■ Records drawn from a dataset
__________

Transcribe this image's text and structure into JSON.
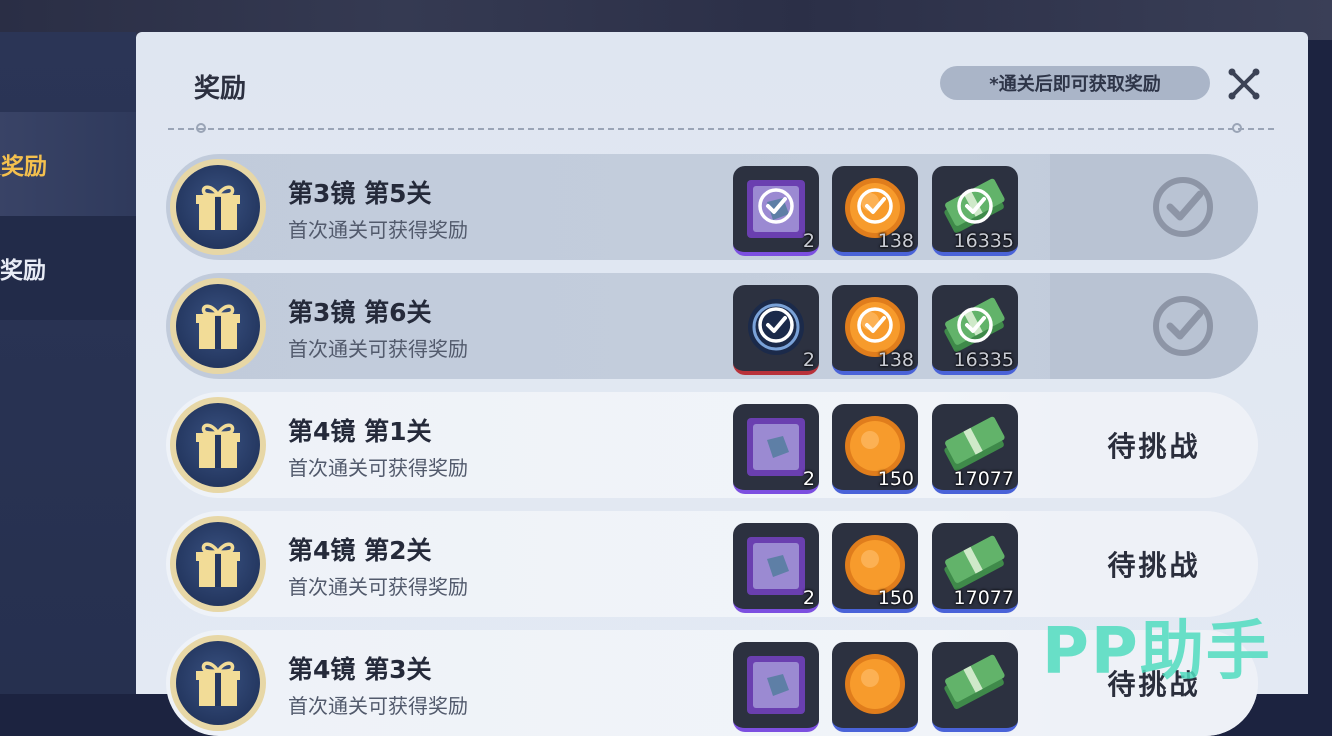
{
  "sidebar": {
    "tabs": [
      {
        "label": "关奖励",
        "active": true
      },
      {
        "label": "日奖励",
        "active": false
      }
    ]
  },
  "panel": {
    "title": "奖励",
    "hint": "*通关后即可获取奖励"
  },
  "rows": [
    {
      "title": "第3镜  第5关",
      "subtitle": "首次通关可获得奖励",
      "status": "claimed",
      "items": [
        {
          "icon": "crate-icon",
          "count": "2"
        },
        {
          "icon": "coin-icon",
          "count": "138"
        },
        {
          "icon": "cash-icon",
          "count": "16335"
        }
      ]
    },
    {
      "title": "第3镜  第6关",
      "subtitle": "首次通关可获得奖励",
      "status": "claimed",
      "items": [
        {
          "icon": "orb-icon",
          "count": "2"
        },
        {
          "icon": "coin-icon",
          "count": "138"
        },
        {
          "icon": "cash-icon",
          "count": "16335"
        }
      ]
    },
    {
      "title": "第4镜  第1关",
      "subtitle": "首次通关可获得奖励",
      "status": "待挑战",
      "items": [
        {
          "icon": "crate-icon",
          "count": "2"
        },
        {
          "icon": "coin-icon",
          "count": "150"
        },
        {
          "icon": "cash-icon",
          "count": "17077"
        }
      ]
    },
    {
      "title": "第4镜  第2关",
      "subtitle": "首次通关可获得奖励",
      "status": "待挑战",
      "items": [
        {
          "icon": "crate-icon",
          "count": "2"
        },
        {
          "icon": "coin-icon",
          "count": "150"
        },
        {
          "icon": "cash-icon",
          "count": "17077"
        }
      ]
    },
    {
      "title": "第4镜  第3关",
      "subtitle": "首次通关可获得奖励",
      "status": "待挑战",
      "items": [
        {
          "icon": "crate-icon",
          "count": ""
        },
        {
          "icon": "coin-icon",
          "count": ""
        },
        {
          "icon": "cash-icon",
          "count": ""
        }
      ]
    }
  ],
  "watermark": "PP助手",
  "colors": {
    "accent": "#f4c04e",
    "gift_rim": "#e7d7a6",
    "watermark": "#50dcbe"
  }
}
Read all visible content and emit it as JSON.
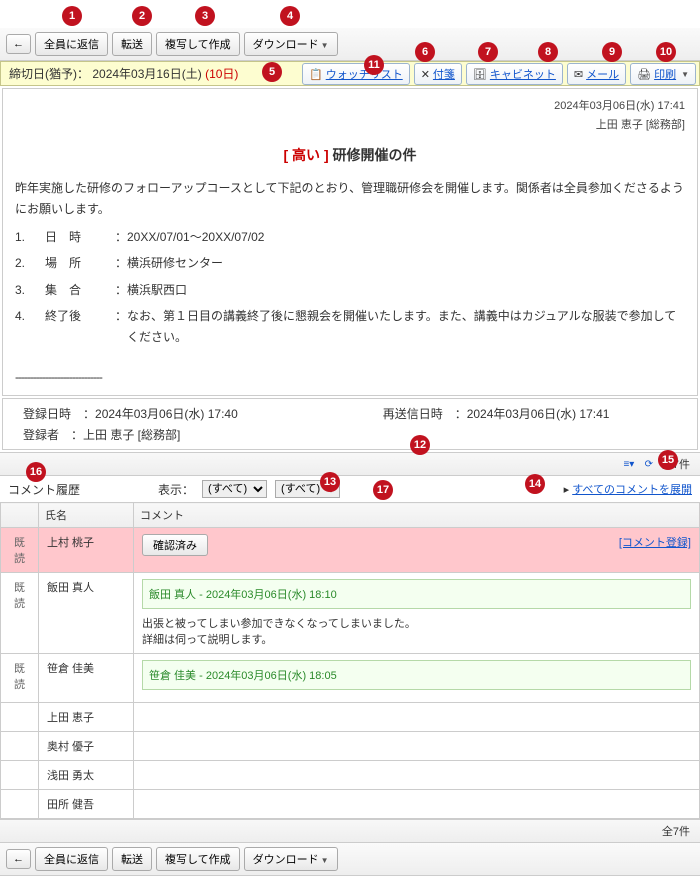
{
  "toolbar": {
    "reply_all": "全員に返信",
    "forward": "転送",
    "copy_create": "複写して作成",
    "download": "ダウンロード"
  },
  "deadline": {
    "label": "締切日(猶予)：",
    "date": "2024年03月16日(土)",
    "remaining": "(10日)"
  },
  "links": {
    "watchlist": "ウォッチリスト",
    "fusen": "付箋",
    "cabinet": "キャビネット",
    "mail": "メール",
    "print": "印刷"
  },
  "msg": {
    "datetime": "2024年03月06日(水) 17:41",
    "sender": "上田 恵子 [総務部]",
    "priority": "[ 高い ]",
    "title": "研修開催の件",
    "intro": "昨年実施した研修のフォローアップコースとして下記のとおり、管理職研修会を開催します。関係者は全員参加くださるようにお願いします。",
    "items": [
      {
        "n": "1.",
        "k": "日　時",
        "v": "20XX/07/01～20XX/07/02"
      },
      {
        "n": "2.",
        "k": "場　所",
        "v": "横浜研修センター"
      },
      {
        "n": "3.",
        "k": "集　合",
        "v": "横浜駅西口"
      },
      {
        "n": "4.",
        "k": "終了後",
        "v": "なお、第１日目の講義終了後に懇親会を開催いたします。また、講義中はカジュアルな服装で参加してください。"
      }
    ],
    "dashes": "-----------------------------"
  },
  "reg": {
    "labelDate": "登録日時　：",
    "date": "2024年03月06日(水) 17:40",
    "labelResend": "再送信日時　：",
    "resend": "2024年03月06日(水) 17:41",
    "labelBy": "登録者　：",
    "by": "上田 恵子 [総務部]"
  },
  "count": {
    "text": "全7件"
  },
  "cmthdr": {
    "title": "コメント履歴",
    "showLbl": "表示：",
    "opt1": "(すべて)",
    "opt2": "(すべて)",
    "expand": "すべてのコメントを展開"
  },
  "cols": {
    "name": "氏名",
    "cmt": "コメント"
  },
  "rows": [
    {
      "status": "既読",
      "name": "上村 桃子",
      "confirm": "確認済み",
      "reglink": "[コメント登録]",
      "hi": true
    },
    {
      "status": "既読",
      "name": "飯田 真人",
      "inner": {
        "who": "飯田 真人",
        "ts": " - 2024年03月06日(水) 18:10",
        "t1": "出張と被ってしまい参加できなくなってしまいました。",
        "t2": "詳細は伺って説明します。"
      }
    },
    {
      "status": "既読",
      "name": "笹倉 佳美",
      "inner": {
        "who": "笹倉 佳美",
        "ts": " - 2024年03月06日(水) 18:05"
      }
    },
    {
      "status": "",
      "name": "上田 恵子"
    },
    {
      "status": "",
      "name": "奥村 優子"
    },
    {
      "status": "",
      "name": "浅田 勇太"
    },
    {
      "status": "",
      "name": "田所 健吾"
    }
  ],
  "badges": [
    "1",
    "2",
    "3",
    "4",
    "5",
    "6",
    "7",
    "8",
    "9",
    "10",
    "11",
    "12",
    "13",
    "14",
    "15",
    "16",
    "17"
  ]
}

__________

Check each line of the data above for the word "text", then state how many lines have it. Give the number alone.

■ Result
2